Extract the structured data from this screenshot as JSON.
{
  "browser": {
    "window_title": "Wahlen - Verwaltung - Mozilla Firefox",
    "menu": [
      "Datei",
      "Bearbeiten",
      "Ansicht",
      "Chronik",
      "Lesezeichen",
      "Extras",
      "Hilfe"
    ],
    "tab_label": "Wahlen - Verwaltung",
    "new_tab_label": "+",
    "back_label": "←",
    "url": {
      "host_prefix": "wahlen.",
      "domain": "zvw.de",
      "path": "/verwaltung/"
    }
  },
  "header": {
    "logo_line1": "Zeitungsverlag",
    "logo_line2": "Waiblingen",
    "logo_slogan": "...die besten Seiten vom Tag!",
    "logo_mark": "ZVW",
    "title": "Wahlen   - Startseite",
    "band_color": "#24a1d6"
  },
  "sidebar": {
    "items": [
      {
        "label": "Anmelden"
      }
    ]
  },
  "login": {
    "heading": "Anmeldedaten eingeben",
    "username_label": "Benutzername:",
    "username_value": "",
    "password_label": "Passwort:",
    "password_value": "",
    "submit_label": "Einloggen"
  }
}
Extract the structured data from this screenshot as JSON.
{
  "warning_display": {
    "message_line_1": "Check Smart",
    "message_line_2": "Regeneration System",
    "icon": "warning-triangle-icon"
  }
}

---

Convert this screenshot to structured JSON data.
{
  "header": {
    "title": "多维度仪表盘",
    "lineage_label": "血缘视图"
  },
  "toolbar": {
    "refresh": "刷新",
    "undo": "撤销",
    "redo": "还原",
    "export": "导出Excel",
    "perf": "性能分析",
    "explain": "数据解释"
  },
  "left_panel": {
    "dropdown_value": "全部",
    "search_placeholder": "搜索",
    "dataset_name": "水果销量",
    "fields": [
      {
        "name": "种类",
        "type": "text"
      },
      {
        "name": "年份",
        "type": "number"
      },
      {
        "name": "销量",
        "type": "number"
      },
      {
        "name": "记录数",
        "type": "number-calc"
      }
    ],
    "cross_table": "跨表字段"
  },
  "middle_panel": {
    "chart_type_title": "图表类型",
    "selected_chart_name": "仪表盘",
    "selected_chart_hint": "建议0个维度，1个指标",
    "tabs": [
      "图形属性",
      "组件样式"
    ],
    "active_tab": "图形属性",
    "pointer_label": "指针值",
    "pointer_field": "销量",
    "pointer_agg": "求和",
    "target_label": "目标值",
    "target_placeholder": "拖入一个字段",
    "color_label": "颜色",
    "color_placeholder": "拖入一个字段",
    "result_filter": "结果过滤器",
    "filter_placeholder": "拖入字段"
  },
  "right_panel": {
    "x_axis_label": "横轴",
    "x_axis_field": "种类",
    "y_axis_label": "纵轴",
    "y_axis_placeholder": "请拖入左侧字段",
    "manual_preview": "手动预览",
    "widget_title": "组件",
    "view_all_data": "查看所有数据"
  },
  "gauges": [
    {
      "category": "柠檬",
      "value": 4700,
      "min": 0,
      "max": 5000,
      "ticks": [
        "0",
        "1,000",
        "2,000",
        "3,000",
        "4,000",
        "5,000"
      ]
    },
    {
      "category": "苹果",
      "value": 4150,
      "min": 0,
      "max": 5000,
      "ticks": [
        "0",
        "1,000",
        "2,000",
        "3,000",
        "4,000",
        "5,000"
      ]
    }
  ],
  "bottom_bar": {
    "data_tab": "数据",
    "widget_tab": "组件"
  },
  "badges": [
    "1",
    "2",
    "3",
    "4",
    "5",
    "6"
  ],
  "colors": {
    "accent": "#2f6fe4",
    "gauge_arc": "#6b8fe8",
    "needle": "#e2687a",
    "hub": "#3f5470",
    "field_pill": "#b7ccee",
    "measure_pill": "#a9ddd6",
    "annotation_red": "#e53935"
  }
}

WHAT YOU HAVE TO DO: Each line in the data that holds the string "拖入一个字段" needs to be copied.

RESPONSE TO THIS TASK:
    "target_placeholder": "拖入一个字段",
    "color_placeholder": "拖入一个字段",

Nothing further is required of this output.